Hundreds of people spent Saturday morning in Big Spring Park for Walk to End Alzheimer's. The North Alabama walk has raised more than $140,000.
Jean Keighley told WAAY 31 her dad has Alzheimer's, and sometimes she's a stranger to her own father. She said she decided to walk and raise money in the hopes there will be a cure so she doesn't become a stranger to her own kids one day.
Keighley's father has accomplished a lot in his life.
“My father was one of the original Navy Seals," she said. "He was a Navy EOD, then he was a Secret Service agent for 30 years."
He was diagnosed with Alzheimer's two years ago. The disease has recently started to impact him more.
“To watch a man who was our everything — who could do everything — to, at this point, be able to do basically nothing for himself," said Keighley. "There are times I’m absolutely falling apart at home just watching the devastation, watching the man we knew become somebody completely different.”
She said her dad usually doesn't recognize her as his daughter, but instead as his mother or sister.
Brenda Parris said she is a complete stranger to her mom.
"My mother knew me up until the point when I moved in with her, and then she didn’t know me anymore, and that was — that’s what hurts the most," Parris said.
It's the 10th annual Walk to End Alzheimer's, but it's Parris' 24th year walking with the Alzheimer's Association to honor her mom.
Both women have witnessed how the disease can impact a loved one.

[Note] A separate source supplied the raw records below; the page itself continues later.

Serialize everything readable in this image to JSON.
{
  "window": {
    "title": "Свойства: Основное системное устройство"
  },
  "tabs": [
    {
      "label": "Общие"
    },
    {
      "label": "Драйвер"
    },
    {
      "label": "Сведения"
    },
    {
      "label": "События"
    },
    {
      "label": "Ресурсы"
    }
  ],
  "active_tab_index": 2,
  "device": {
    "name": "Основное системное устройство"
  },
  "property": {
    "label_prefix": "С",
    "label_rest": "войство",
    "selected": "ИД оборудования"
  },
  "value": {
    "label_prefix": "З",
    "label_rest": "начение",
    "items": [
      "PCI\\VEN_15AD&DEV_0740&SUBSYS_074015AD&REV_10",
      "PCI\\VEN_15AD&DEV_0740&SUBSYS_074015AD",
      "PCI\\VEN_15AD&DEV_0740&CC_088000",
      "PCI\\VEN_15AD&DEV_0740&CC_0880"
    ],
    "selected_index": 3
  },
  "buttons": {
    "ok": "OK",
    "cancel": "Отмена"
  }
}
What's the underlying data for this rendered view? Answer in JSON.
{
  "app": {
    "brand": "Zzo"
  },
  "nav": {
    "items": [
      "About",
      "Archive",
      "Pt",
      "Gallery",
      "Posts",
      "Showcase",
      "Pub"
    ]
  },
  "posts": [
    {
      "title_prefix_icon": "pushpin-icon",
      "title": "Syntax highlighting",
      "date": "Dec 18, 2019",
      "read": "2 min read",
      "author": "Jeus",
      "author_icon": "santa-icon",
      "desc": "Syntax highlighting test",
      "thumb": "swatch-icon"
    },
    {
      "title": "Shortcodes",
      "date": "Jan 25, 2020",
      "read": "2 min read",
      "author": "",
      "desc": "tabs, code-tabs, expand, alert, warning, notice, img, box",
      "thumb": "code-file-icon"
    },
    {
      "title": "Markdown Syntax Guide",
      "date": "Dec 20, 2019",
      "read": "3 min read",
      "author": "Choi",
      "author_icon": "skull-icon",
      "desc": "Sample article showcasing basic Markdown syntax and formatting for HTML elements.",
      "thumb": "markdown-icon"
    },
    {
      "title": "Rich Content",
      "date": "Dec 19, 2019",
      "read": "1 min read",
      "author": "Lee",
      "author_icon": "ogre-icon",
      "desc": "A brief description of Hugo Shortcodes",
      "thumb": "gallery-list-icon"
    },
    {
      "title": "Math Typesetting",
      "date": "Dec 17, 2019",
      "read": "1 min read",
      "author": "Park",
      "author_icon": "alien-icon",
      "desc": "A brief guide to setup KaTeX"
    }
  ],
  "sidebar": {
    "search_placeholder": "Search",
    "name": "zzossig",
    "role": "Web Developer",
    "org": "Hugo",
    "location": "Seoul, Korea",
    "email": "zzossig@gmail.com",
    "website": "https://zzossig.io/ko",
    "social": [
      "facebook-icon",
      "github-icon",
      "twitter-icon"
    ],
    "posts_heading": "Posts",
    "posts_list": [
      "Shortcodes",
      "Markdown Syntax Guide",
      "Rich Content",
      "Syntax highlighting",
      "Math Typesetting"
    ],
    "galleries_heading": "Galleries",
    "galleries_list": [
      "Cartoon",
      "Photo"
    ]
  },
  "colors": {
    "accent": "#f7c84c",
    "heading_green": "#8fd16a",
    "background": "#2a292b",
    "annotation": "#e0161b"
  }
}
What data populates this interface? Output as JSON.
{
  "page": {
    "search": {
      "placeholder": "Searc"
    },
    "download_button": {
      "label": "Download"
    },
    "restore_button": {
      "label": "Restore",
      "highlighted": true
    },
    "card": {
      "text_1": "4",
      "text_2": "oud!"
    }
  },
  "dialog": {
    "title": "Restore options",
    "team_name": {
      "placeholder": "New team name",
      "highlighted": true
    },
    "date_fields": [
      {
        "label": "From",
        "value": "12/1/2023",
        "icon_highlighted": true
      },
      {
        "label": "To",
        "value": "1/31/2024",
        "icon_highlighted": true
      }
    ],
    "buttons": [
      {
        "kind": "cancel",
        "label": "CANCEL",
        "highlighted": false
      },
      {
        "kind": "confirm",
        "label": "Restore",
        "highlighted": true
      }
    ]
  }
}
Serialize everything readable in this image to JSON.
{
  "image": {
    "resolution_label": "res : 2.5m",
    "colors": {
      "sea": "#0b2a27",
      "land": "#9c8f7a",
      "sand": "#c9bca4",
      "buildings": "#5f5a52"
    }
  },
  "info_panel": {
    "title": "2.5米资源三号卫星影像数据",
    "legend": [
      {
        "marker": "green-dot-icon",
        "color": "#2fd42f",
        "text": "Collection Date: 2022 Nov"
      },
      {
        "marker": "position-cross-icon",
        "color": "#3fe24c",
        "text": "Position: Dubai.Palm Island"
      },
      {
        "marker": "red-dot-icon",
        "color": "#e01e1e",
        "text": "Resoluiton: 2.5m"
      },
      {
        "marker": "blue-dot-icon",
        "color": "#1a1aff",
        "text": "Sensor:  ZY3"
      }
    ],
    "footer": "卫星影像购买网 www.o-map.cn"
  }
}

They decided to walk and raise money to hopefully prevent others from having to experience it as well.
“The time to raise the money, the time to find the cure, is now," said Keighley.
“It’s like I’ve got to do something, something to try to end Alzheimer’s, something to fight for the first survivor, hopefully someday," said Parris.
To donate to the Walk to End Alzheimer's, click here.